LocationLondon, England, United Kingdom
From the architect. The brief centred around the need for a large flexible and stimulating studio encompassing a number of specific, multi-valiant, supporting spaces; comprising secure and open project rooms, a studio gathering and product display environment, a convergence demonstration facility, observation space and project rooms. In addition a sister group, was to be integrated within, but sit distinct from, the main studio. A key objective of the project was to configure a new sense of place for the design group which would inturn provide an identity which would enable its work and achievements to become a centre of excellence.
In order to combat the excessively linear and ‘flat’ nature of the 73m long floor plate a design strategy was developed which sought to produce a defining and orientating object within the space which in turn would provide an armature off which all the attendant functionality could be organised. This concept developed, literally, to provide a journey between the open and available public environments through to the secure studio space. Further site investigation uncovered that the buildings peculiar structural system might infact provide the solution to the client’s categoric need to make their environment singular and ‘non-corporate’. It was found that a 1.2 in void existed above the suspended ceiling which concealed a series of large spanning trusses. Conventional wisdom dictates that creative spaces can only be placed in idiosyncratic and ‘found’ historic buildings, usually in fringe locations. However it was suggested that the entirely unexpected nature of this structural arrangement might in fact provide the missing ingredient necessary to provide the seemingly random character often found in creative spaces.

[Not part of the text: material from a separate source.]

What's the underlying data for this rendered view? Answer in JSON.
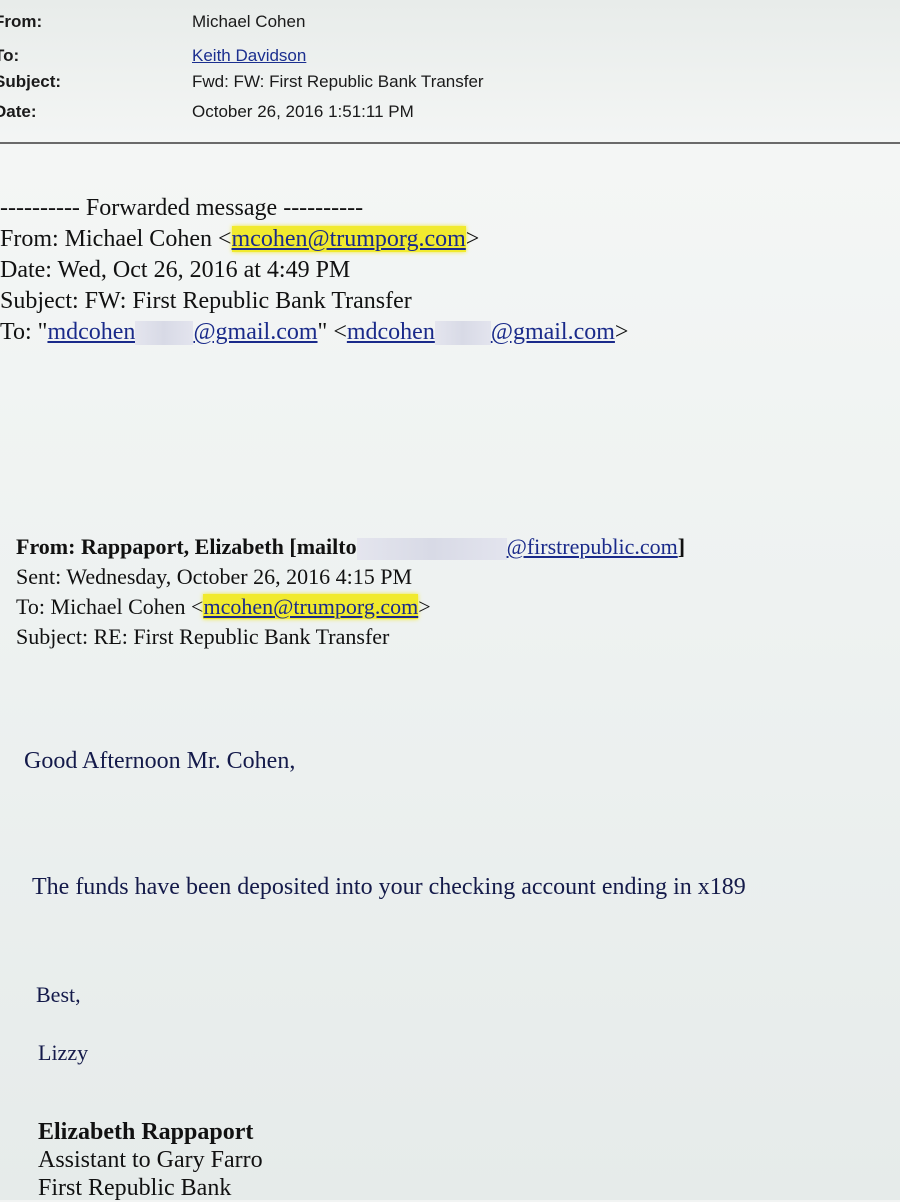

The resulting arrangement was conceptually highly structured but completely open and available in execution. The defining ‘object’, or ‘Pod’ as it became known was designed quite literally as an explosion; representing the creative gesture the eureka moment. In reality this was configured as a series of spaces, of varying sizes radiating from a asymmetrical central spine. Importantly nothing was either linear or parallel. The pod controlled access and egress from the studio, the security requirement in the brief, but in a non confrontational manner. Once past the threshold to the pod the studio members can move through, past and around its component elements. To emphasise this defining role all surfaces and edges were curved, both internally and externally and visually were never allowed to touch the existing structure. In this way a dynamic was established between the new components of the studio and the found elements of the site. The removal of the ceiling, which acted as a plenum, required the modification of the existing air supply and extraction systems. A new lighting system was also designed and installed throughout which sought to exploit the visual interest of not only the existing structure but also the taut surfaces of the pod.
First and foremost the project had to provide an identifiable environment around which the design studio could evolve and grow. The projected population of the studio will grow from its present size of 35 people to a total of 76 over a relatively short period of time. This capacity for growth was achieved initially through extensive space plan modelling together with research into furniture systems and products which could accommodate seemingly unstructured growth. This was resolved by installing all the necessary power and data for the final numbers from day one but concealed within the floor void. The furniture system, Beta by Tecno, had been designed with flexible and mobile creative environments in mind and so was an ideal choice. This was the first time this system had been used in this country.